Photo reprints | Article reprints

© 2017 Tampa Bay Times

    

Join the discussion: Click to view comments, add yours

Loading...
  1. Colors and culture in Cuba overwhelm first-time visitor

    Travel

    I landed in Havana with many questions about what we would witness in our brief visit. There was so much rich history and culture I wanted to experience, but the stories I had heard from Cuban refugees rang in my brain. After the death of Fidel Castro, some Cuban immigrants danced in the streets of Tampa and told …

    Havana is a photographer's dream. Bright colors abound, from the walls to the classic cars to the streets filled with tourists, musicians and locals. All of these elements are a part of photographs that were so rare for Americans to capture until very recently.

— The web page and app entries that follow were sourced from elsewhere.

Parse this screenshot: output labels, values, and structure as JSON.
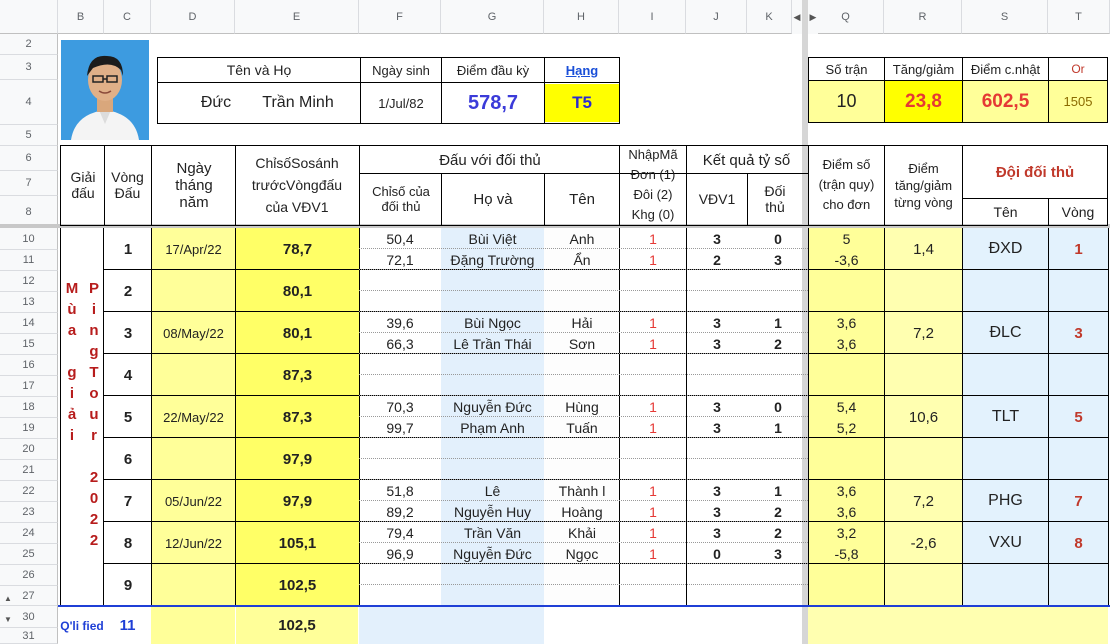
{
  "col_headers": [
    "B",
    "C",
    "D",
    "E",
    "F",
    "G",
    "H",
    "I",
    "J",
    "K",
    "Q",
    "R",
    "S",
    "T"
  ],
  "row_headers": [
    "2",
    "3",
    "4",
    "5",
    "6",
    "7",
    "8",
    "10",
    "11",
    "12",
    "13",
    "14",
    "15",
    "16",
    "17",
    "18",
    "19",
    "20",
    "21",
    "22",
    "23",
    "24",
    "25",
    "26",
    "27",
    "30",
    "31"
  ],
  "info": {
    "ten_va_ho": "Tên    và    Họ",
    "ngay_sinh_label": "Ngày sinh",
    "diem_dau_ky_label": "Điểm đầu kỳ",
    "hang_label": "Hạng",
    "first_name": "Đức",
    "last_name": "Trần Minh",
    "dob": "1/Jul/82",
    "diem_dau_ky": "578,7",
    "hang": "T5"
  },
  "summary": {
    "so_tran_label": "Số trận",
    "tang_giam_label": "Tăng/giảm",
    "diem_cn_label": "Điểm c.nhật",
    "or_label": "Or",
    "so_tran": "10",
    "tang_giam": "23,8",
    "diem_cn": "602,5",
    "or_val": "1505"
  },
  "headers": {
    "giai_dau": "Giải đấu",
    "vong_dau": "Vòng Đấu",
    "ngay": "Ngày tháng năm",
    "chiso": "ChỉsốSosánh trướcVòngđấu của VĐV1",
    "dau_voi": "Đấu với đối thủ",
    "chiso_dt": "Chỉsố của đối thủ",
    "ho_va": "Họ   và",
    "ten": "Tên",
    "nhap_ma": "NhậpMã Đơn (1) Đôi (2) Khg (0)",
    "ket_qua": "Kết quả tỷ số",
    "vdv1": "VĐV1",
    "doi_thu": "Đối thủ",
    "diem_so": "Điểm số (trận quy) cho đơn",
    "diem_tg": "Điểm tăng/giảm từng vòng",
    "doi_doi_thu": "Đội đối thủ",
    "ten2": "Tên",
    "vong2": "Vòng"
  },
  "tournament": {
    "col1": [
      "M",
      "ù",
      "a",
      "",
      "g",
      "i",
      "ả",
      "i"
    ],
    "col2": [
      "P",
      "i",
      "n",
      "g",
      "T",
      "o",
      "u",
      "r",
      "",
      "2",
      "0",
      "2",
      "2"
    ]
  },
  "matches": [
    {
      "round": "1",
      "date": "17/Apr/22",
      "index": "78,7",
      "diem_tg": "1,4",
      "team": "ĐXD",
      "team_round": "1",
      "games": [
        {
          "opp": "50,4",
          "ho": "Bùi Việt",
          "ten": "Anh",
          "code": "1",
          "s1": "3",
          "s2": "0",
          "pts": "5"
        },
        {
          "opp": "72,1",
          "ho": "Đặng Trường",
          "ten": "Ẩn",
          "code": "1",
          "s1": "2",
          "s2": "3",
          "pts": "-3,6"
        }
      ]
    },
    {
      "round": "2",
      "date": "",
      "index": "80,1",
      "diem_tg": "",
      "team": "",
      "team_round": "",
      "games": []
    },
    {
      "round": "3",
      "date": "08/May/22",
      "index": "80,1",
      "diem_tg": "7,2",
      "team": "ĐLC",
      "team_round": "3",
      "games": [
        {
          "opp": "39,6",
          "ho": "Bùi Ngọc",
          "ten": "Hải",
          "code": "1",
          "s1": "3",
          "s2": "1",
          "pts": "3,6"
        },
        {
          "opp": "66,3",
          "ho": "Lê Trần Thái",
          "ten": "Sơn",
          "code": "1",
          "s1": "3",
          "s2": "2",
          "pts": "3,6"
        }
      ]
    },
    {
      "round": "4",
      "date": "",
      "index": "87,3",
      "diem_tg": "",
      "team": "",
      "team_round": "",
      "games": []
    },
    {
      "round": "5",
      "date": "22/May/22",
      "index": "87,3",
      "diem_tg": "10,6",
      "team": "TLT",
      "team_round": "5",
      "games": [
        {
          "opp": "70,3",
          "ho": "Nguyễn Đức",
          "ten": "Hùng",
          "code": "1",
          "s1": "3",
          "s2": "0",
          "pts": "5,4"
        },
        {
          "opp": "99,7",
          "ho": "Phạm Anh",
          "ten": "Tuấn",
          "code": "1",
          "s1": "3",
          "s2": "1",
          "pts": "5,2"
        }
      ]
    },
    {
      "round": "6",
      "date": "",
      "index": "97,9",
      "diem_tg": "",
      "team": "",
      "team_round": "",
      "games": []
    },
    {
      "round": "7",
      "date": "05/Jun/22",
      "index": "97,9",
      "diem_tg": "7,2",
      "team": "PHG",
      "team_round": "7",
      "games": [
        {
          "opp": "51,8",
          "ho": "Lê",
          "ten": "Thành l",
          "code": "1",
          "s1": "3",
          "s2": "1",
          "pts": "3,6"
        },
        {
          "opp": "89,2",
          "ho": "Nguyễn Huy",
          "ten": "Hoàng",
          "code": "1",
          "s1": "3",
          "s2": "2",
          "pts": "3,6"
        }
      ]
    },
    {
      "round": "8",
      "date": "12/Jun/22",
      "index": "105,1",
      "diem_tg": "-2,6",
      "team": "VXU",
      "team_round": "8",
      "games": [
        {
          "opp": "79,4",
          "ho": "Trần Văn",
          "ten": "Khải",
          "code": "1",
          "s1": "3",
          "s2": "2",
          "pts": "3,2"
        },
        {
          "opp": "96,9",
          "ho": "Nguyễn Đức",
          "ten": "Ngọc",
          "code": "1",
          "s1": "0",
          "s2": "3",
          "pts": "-5,8"
        }
      ]
    },
    {
      "round": "9",
      "date": "",
      "index": "102,5",
      "diem_tg": "",
      "team": "",
      "team_round": "",
      "games": []
    }
  ],
  "bottom": {
    "tourn": "Q'li fied",
    "round": "11",
    "index": "102,5"
  }
}
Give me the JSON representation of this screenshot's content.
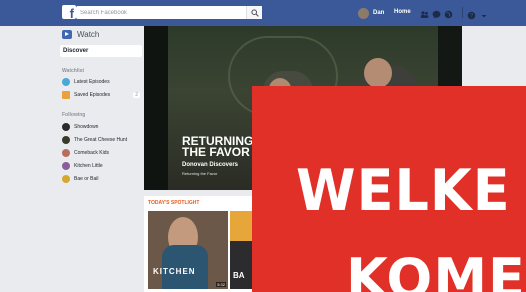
{
  "topbar": {
    "logo": "f",
    "search_placeholder": "Search Facebook",
    "user_name": "Dan",
    "home_label": "Home"
  },
  "sidebar": {
    "title": "Watch",
    "active_item": "Discover",
    "watchlist_label": "Watchlist",
    "watchlist_items": [
      {
        "label": "Latest Episodes",
        "badge": ""
      },
      {
        "label": "Saved Episodes",
        "badge": "2"
      }
    ],
    "following_label": "Following",
    "following_items": [
      {
        "label": "Showdown"
      },
      {
        "label": "The Great Cheese Hunt"
      },
      {
        "label": "Comeback Kids"
      },
      {
        "label": "Kitchen Little"
      },
      {
        "label": "Bae or Bail"
      }
    ]
  },
  "hero": {
    "title_line1": "RETURNING",
    "title_line2": "THE FAVOR",
    "subtitle": "Donovan Discovers",
    "meta": "Returning the Favor"
  },
  "spotlight": {
    "header": "TODAY'S SPOTLIGHT",
    "cards": [
      {
        "caption": "KITCHEN",
        "duration": "5:32"
      },
      {
        "caption": "BA"
      }
    ]
  },
  "overlay": {
    "line1": "WELKE",
    "line2": "KOME"
  },
  "colors": {
    "brand": "#3b5998",
    "overlay_red": "#e13028",
    "spotlight_orange": "#e95c1b"
  }
}
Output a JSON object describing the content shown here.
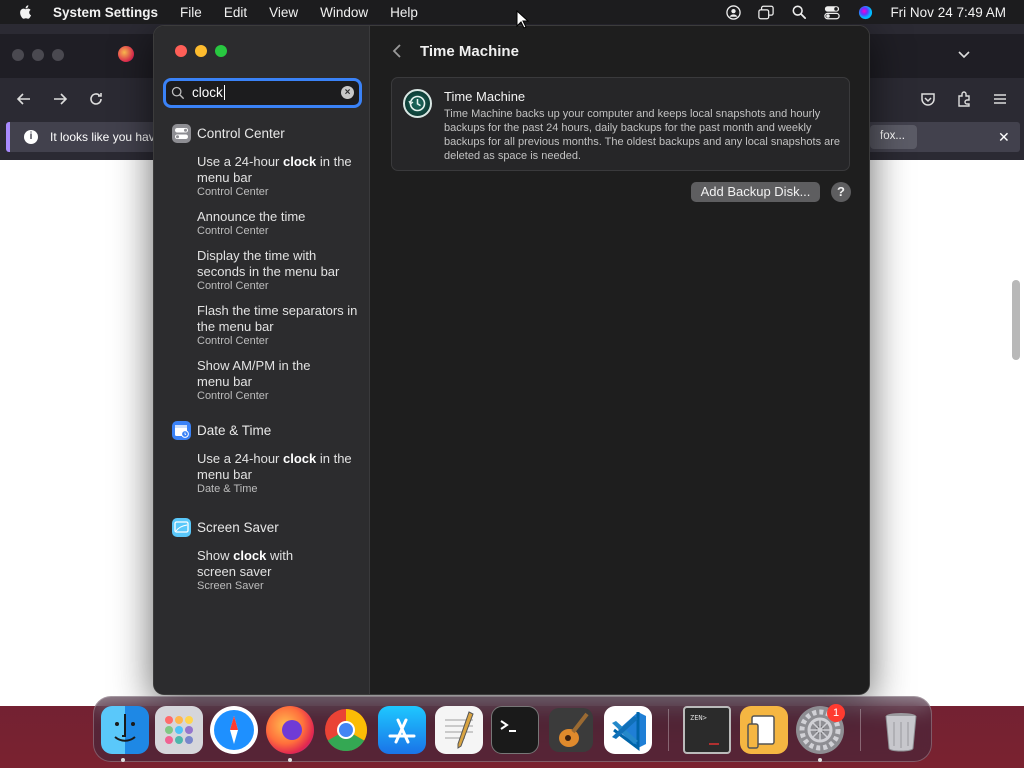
{
  "menubar": {
    "app_name": "System Settings",
    "menus": [
      "File",
      "Edit",
      "View",
      "Window",
      "Help"
    ],
    "clock": "Fri Nov 24  7:49 AM",
    "status_icons": [
      "user-icon",
      "display-icon",
      "spotlight-icon",
      "control-center-icon",
      "siri-icon"
    ]
  },
  "browser": {
    "notification_text": "It looks like you have",
    "notification_button": "fox...",
    "close": "✕"
  },
  "sidebar": {
    "search": {
      "value": "clock",
      "placeholder": "Search"
    },
    "groups": [
      {
        "title": "Control Center",
        "icon": "control-center-icon",
        "color": "#8e8e93",
        "results": [
          {
            "pre": "Use a 24-hour ",
            "match": "clock",
            "post": " in the menu bar",
            "sub": "Control Center"
          },
          {
            "pre": "Announce the time",
            "match": "",
            "post": "",
            "sub": "Control Center"
          },
          {
            "pre": "Display the time with seconds in the menu bar",
            "match": "",
            "post": "",
            "sub": "Control Center"
          },
          {
            "pre": "Flash the time separators in the menu bar",
            "match": "",
            "post": "",
            "sub": "Control Center"
          },
          {
            "pre": "Show AM/PM in the menu bar",
            "match": "",
            "post": "",
            "sub": "Control Center"
          }
        ]
      },
      {
        "title": "Date & Time",
        "icon": "calendar-clock-icon",
        "color": "#3a82f7",
        "results": [
          {
            "pre": "Use a 24-hour ",
            "match": "clock",
            "post": " in the menu bar",
            "sub": "Date & Time"
          }
        ]
      },
      {
        "title": "Screen Saver",
        "icon": "screen-saver-icon",
        "color": "#5ac8fa",
        "results": [
          {
            "pre": "Show ",
            "match": "clock",
            "post": " with screen saver",
            "sub": "Screen Saver"
          }
        ]
      }
    ]
  },
  "main": {
    "title": "Time Machine",
    "card_title": "Time Machine",
    "card_desc": "Time Machine backs up your computer and keeps local snapshots and hourly backups for the past 24 hours, daily backups for the past month and weekly backups for all previous months. The oldest backups and any local snapshots are deleted as space is needed.",
    "add_button": "Add Backup Disk...",
    "help_button": "?"
  },
  "dock": {
    "items": [
      "finder-icon",
      "launchpad-icon",
      "safari-icon",
      "firefox-icon",
      "chrome-icon",
      "app-store-icon",
      "textedit-icon",
      "terminal-icon",
      "garageband-icon",
      "vscode-icon",
      "zenmap-icon",
      "preview-icon",
      "system-settings-icon",
      "trash-icon"
    ],
    "settings_badge": "1"
  }
}
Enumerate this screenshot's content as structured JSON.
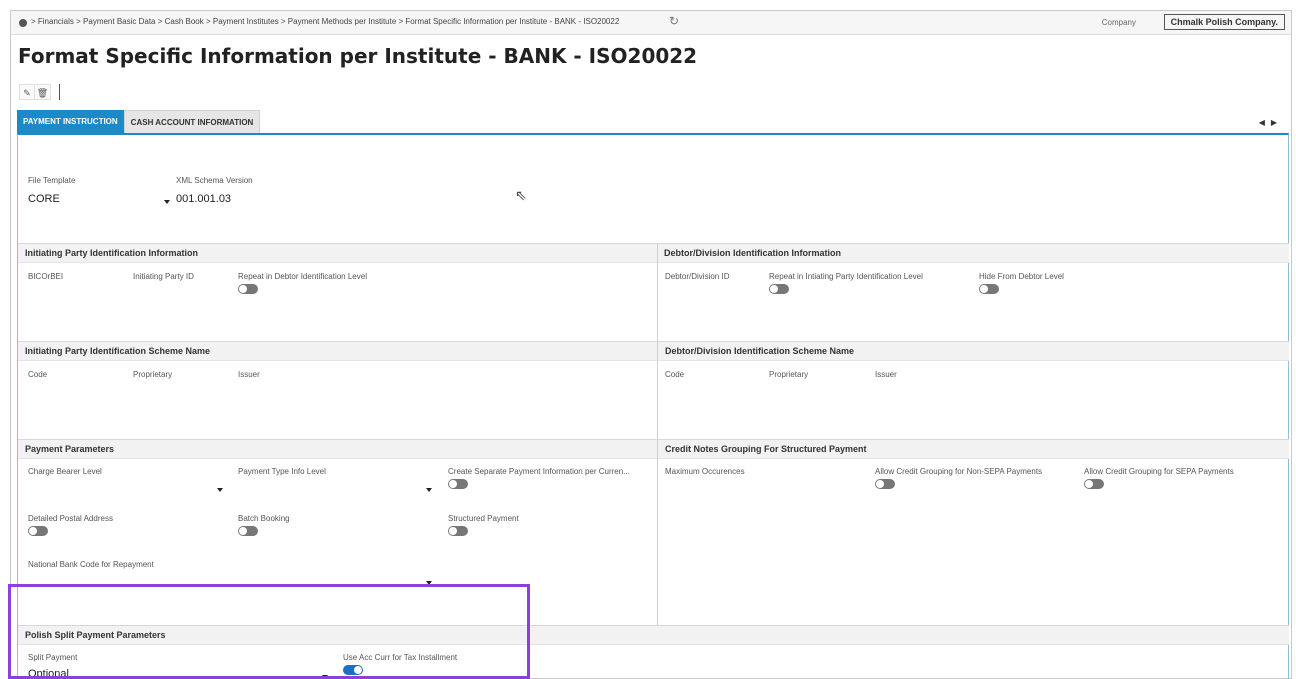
{
  "breadcrumb": {
    "text": "> Financials > Payment Basic Data > Cash Book > Payment Institutes > Payment Methods per Institute > Format Specific Information per Institute - BANK - ISO20022"
  },
  "company": {
    "label": "Company",
    "value": "Chmalk Polish Company."
  },
  "page": {
    "title": "Format Specific Information per Institute - BANK - ISO20022"
  },
  "tabs": [
    {
      "label": "PAYMENT INSTRUCTION",
      "active": true
    },
    {
      "label": "CASH ACCOUNT INFORMATION",
      "active": false
    }
  ],
  "header_fields": {
    "file_template": {
      "label": "File Template",
      "value": "CORE"
    },
    "xml_schema": {
      "label": "XML Schema Version",
      "value": "001.001.03"
    }
  },
  "initiating_party": {
    "title": "Initiating Party Identification Information",
    "f1": "BICOrBEI",
    "f2": "Initiating Party ID",
    "f3": "Repeat in Debtor Identification Level",
    "f3_on": false
  },
  "debtor_division": {
    "title": "Debtor/Division Identification Information",
    "f1": "Debtor/Division ID",
    "f2": "Repeat in Intiating Party Identification Level",
    "f2_on": false,
    "f3": "Hide From Debtor Level",
    "f3_on": false
  },
  "ip_scheme": {
    "title": "Initiating Party Identification Scheme Name",
    "code": "Code",
    "proprietary": "Proprietary",
    "issuer": "Issuer"
  },
  "dd_scheme": {
    "title": "Debtor/Division Identification Scheme Name",
    "code": "Code",
    "proprietary": "Proprietary",
    "issuer": "Issuer"
  },
  "payment_params": {
    "title": "Payment Parameters",
    "charge_bearer": "Charge Bearer Level",
    "payment_type": "Payment Type Info Level",
    "separate_payment": "Create Separate Payment Information per Curren...",
    "separate_payment_on": false,
    "postal_address": "Detailed Postal Address",
    "postal_address_on": false,
    "batch_booking": "Batch Booking",
    "batch_booking_on": false,
    "structured_payment": "Structured Payment",
    "structured_payment_on": false,
    "national_bank_code": "National Bank Code for Repayment"
  },
  "credit_notes": {
    "title": "Credit Notes Grouping For Structured Payment",
    "max_occ": "Maximum Occurences",
    "non_sepa": "Allow Credit Grouping for Non-SEPA Payments",
    "non_sepa_on": false,
    "sepa": "Allow Credit Grouping for SEPA Payments",
    "sepa_on": false
  },
  "polish_split": {
    "title": "Polish Split Payment Parameters",
    "split_payment_label": "Split Payment",
    "split_payment_value": "Optional",
    "use_acc_curr": "Use Acc Curr for Tax Installment",
    "use_acc_curr_on": true
  },
  "colors": {
    "accent": "#1b8ac7",
    "highlight": "#8e3fd8",
    "toggle_on": "#1b6fc4",
    "toggle_off": "#777777"
  }
}
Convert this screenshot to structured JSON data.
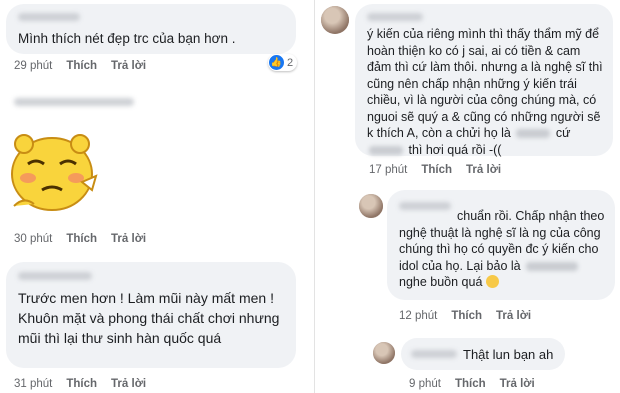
{
  "left": {
    "c1": {
      "text": "Mình thích nét đẹp trc của bạn hơn .",
      "time": "29 phút",
      "like": "Thích",
      "reply": "Trả lời",
      "reactions": "2"
    },
    "c2": {
      "sticker": "sticker-bear-face",
      "time": "30 phút",
      "like": "Thích",
      "reply": "Trả lời"
    },
    "c3": {
      "text": "Trước men hơn ! Làm mũi này mất men ! Khuôn mặt và phong thái chất chơi nhưng mũi thì lại thư sinh hàn quốc quá",
      "time": "31 phút",
      "like": "Thích",
      "reply": "Trả lời"
    }
  },
  "right": {
    "c1": {
      "text_before": "ý kiến của riêng mình thì thấy thẩm mỹ để hoàn thiện ko có j sai, ai có tiền & cam đảm thì cứ làm thôi. nhưng a là nghệ sĩ thì cũng nên chấp nhận những ý kiến trái chiều, vì là người của công chúng mà, có nguoi sẽ quý a & cũng có những người sẽ k thích A, còn a chửi họ là",
      "text_mid": "cứ",
      "text_after": "thì hơi quá rồi -((",
      "time": "17 phút",
      "like": "Thích",
      "reply": "Trả lời"
    },
    "c2": {
      "text_start": "chuẩn rồi. Chấp nhận theo nghệ thuật là nghệ sĩ là ng của công chúng thì họ có quyền đc ý kiến cho idol của họ. Lại bảo là",
      "text_end": "nghe buồn quá",
      "emoji": "sad-face-emoji",
      "time": "12 phút",
      "like": "Thích",
      "reply": "Trả lời"
    },
    "c3": {
      "text": "Thật lun bạn ah",
      "time": "9 phút",
      "like": "Thích",
      "reply": "Trả lời"
    }
  },
  "colors": {
    "bubble": "#f0f2f5",
    "meta": "#65676b",
    "like_badge": "#1877f2"
  }
}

I loved photographing this scene in front of this perfect yellow wall.
  2. Plan your weekend July 28-30: Comic Con, Lady Antebellum, Margarita Wars, Tampa's Fourth Friday

    Events

    Plan your weekend

    Geek out

    Tampa Bay Comic Con: The fan convention returns to the Tampa Convention Center this weekend, bringing actors Val Kilmer, Kate Beckinsale, Nichelle Nichols (Star Trek's Lt. Uhura), Khary Payton (Ezekiel in The Walking Dead) and the …

    Ibri Day poses for a photo at opening day of the 2015 Tampa Bay Comic Con at the Tampa Convention Center. (Friday, July 31, 2015.) [Photo Luis Santana | Times]
  3. Ticket window: Bucs, Michael Carbonaro, The Zombies

    Music & Concerts

    Tickets for the following events go on sale this week:

  4. Top things to do in Tampa Bay for July 27

    Events

    Clearwater Threshers: Kids 5 and older get their choice of red or blue fidget spinner. 7 p.m., Spectrum Field (formerly Bright House Field), 601 N Old Coachman Road, Clearwater. $6-$10. (727) 467-4457; threshersbaseball.com.

    A boy plays with a fidget spinner. (Associated Press)
  5. On the Camino de Santiago, Day 22: A rejuvenating visit to The House of the Gods (a.k.a. Pilgrim Paradise)

    Travel

    Day 22: Hospital de Orbigo to Murias de Rechivaldo: 22.3 km, 6 hours. Total for Days 1-22 = 520 km (323 miles)